(Component data from apps and pages)
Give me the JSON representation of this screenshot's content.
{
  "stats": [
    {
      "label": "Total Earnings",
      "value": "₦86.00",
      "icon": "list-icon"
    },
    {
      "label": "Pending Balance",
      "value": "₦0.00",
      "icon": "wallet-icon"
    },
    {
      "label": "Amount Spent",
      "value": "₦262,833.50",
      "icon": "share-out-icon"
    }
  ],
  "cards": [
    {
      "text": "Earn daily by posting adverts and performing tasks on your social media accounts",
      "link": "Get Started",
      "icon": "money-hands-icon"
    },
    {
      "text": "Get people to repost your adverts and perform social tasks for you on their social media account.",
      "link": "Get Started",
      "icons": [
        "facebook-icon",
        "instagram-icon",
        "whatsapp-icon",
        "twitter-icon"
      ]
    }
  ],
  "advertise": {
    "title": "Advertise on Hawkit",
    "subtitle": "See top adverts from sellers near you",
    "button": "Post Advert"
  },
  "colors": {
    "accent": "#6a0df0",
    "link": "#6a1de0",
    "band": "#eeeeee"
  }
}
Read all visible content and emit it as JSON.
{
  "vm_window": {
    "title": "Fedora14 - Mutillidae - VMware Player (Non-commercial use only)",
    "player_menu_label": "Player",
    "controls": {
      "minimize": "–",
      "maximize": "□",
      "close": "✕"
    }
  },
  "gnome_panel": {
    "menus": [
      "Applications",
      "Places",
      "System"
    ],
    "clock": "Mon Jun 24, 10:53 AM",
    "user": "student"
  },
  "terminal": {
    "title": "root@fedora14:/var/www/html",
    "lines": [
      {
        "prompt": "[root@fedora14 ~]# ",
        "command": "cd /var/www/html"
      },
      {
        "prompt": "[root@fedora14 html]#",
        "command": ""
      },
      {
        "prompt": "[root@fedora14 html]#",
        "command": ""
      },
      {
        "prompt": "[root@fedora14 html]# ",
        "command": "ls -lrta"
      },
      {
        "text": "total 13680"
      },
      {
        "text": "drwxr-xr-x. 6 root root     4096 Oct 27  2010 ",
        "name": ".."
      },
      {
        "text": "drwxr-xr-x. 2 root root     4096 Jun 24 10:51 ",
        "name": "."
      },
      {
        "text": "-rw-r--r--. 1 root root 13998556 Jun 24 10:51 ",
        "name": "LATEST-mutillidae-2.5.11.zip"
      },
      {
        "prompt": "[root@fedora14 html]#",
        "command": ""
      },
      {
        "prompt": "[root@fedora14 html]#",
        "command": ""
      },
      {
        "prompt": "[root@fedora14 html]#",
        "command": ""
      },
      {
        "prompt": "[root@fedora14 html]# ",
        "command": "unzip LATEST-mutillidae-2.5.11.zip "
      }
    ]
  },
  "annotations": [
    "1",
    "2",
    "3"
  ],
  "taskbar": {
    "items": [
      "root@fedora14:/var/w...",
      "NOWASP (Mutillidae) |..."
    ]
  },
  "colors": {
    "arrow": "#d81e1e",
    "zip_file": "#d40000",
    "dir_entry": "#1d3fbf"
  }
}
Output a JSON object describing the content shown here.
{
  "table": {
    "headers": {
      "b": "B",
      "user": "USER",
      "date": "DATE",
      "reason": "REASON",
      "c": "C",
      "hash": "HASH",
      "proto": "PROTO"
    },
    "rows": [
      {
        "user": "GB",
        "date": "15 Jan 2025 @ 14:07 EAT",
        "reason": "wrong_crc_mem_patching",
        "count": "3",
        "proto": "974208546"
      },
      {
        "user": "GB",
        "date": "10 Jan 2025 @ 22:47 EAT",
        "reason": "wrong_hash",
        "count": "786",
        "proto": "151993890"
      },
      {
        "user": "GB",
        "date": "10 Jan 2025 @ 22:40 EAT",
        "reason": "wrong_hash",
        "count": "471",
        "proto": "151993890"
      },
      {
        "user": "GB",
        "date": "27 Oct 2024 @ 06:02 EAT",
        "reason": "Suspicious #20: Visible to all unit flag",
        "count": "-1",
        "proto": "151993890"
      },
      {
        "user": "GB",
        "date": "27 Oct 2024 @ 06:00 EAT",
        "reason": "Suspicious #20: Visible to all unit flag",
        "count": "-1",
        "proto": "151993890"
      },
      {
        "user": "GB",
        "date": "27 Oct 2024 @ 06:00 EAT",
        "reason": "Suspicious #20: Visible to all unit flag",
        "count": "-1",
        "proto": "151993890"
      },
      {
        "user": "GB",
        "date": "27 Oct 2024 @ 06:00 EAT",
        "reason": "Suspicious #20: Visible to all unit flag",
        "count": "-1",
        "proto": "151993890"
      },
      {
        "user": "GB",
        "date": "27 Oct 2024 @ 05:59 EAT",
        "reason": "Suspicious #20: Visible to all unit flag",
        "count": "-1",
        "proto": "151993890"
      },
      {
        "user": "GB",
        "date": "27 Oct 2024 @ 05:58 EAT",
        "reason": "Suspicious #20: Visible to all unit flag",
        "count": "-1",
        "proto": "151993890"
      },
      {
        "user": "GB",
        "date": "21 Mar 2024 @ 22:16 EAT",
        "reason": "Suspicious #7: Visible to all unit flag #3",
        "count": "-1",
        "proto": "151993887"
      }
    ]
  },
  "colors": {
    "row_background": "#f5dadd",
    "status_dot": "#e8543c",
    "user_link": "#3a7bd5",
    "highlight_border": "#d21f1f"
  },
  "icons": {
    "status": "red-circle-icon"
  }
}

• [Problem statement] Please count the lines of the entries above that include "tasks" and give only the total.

• [Reply to the task] 2